What this task involves
Only a number is expected: how many lines in the entries that follow contain the word "price"?

___ Input records ___

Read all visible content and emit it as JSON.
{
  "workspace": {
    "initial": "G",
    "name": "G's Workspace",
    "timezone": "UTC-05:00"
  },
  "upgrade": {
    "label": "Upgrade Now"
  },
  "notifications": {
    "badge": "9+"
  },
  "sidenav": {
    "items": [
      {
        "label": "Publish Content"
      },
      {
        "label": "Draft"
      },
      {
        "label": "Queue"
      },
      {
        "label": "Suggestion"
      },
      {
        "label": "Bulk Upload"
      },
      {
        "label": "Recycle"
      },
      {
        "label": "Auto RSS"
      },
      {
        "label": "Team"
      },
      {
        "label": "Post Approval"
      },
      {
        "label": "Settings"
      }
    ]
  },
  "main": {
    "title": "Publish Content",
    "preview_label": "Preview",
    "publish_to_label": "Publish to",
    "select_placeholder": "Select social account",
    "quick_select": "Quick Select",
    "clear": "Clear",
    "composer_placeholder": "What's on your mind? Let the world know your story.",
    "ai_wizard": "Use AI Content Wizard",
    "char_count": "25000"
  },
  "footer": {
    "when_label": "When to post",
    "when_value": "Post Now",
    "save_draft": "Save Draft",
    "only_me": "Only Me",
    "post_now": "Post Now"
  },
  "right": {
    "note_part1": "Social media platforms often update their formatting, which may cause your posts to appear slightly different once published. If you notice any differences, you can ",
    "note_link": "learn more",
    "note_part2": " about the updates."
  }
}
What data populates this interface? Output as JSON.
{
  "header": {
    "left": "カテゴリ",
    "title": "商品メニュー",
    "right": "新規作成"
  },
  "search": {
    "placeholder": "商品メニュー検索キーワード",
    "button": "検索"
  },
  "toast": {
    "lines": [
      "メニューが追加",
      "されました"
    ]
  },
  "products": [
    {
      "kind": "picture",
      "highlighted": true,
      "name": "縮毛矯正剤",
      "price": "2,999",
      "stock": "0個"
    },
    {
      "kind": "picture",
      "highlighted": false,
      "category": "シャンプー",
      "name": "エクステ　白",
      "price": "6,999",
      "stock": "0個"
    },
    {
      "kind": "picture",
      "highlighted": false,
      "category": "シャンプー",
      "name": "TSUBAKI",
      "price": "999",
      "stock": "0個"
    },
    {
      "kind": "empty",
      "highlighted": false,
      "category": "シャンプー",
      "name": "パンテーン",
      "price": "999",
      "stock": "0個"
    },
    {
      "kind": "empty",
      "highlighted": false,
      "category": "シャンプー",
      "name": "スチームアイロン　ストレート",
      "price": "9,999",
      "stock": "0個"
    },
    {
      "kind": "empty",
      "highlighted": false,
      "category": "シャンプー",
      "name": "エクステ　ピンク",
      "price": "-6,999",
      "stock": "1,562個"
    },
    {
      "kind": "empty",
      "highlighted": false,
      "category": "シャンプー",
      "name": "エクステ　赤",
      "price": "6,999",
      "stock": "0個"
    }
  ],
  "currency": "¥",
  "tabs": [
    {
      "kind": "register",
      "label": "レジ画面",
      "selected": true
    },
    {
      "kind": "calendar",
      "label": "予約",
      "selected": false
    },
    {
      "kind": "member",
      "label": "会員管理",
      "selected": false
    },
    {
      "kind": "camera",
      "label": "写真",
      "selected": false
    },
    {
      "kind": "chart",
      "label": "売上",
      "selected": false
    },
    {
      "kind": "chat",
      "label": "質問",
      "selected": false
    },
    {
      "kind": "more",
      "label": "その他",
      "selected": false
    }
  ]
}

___

Your response
7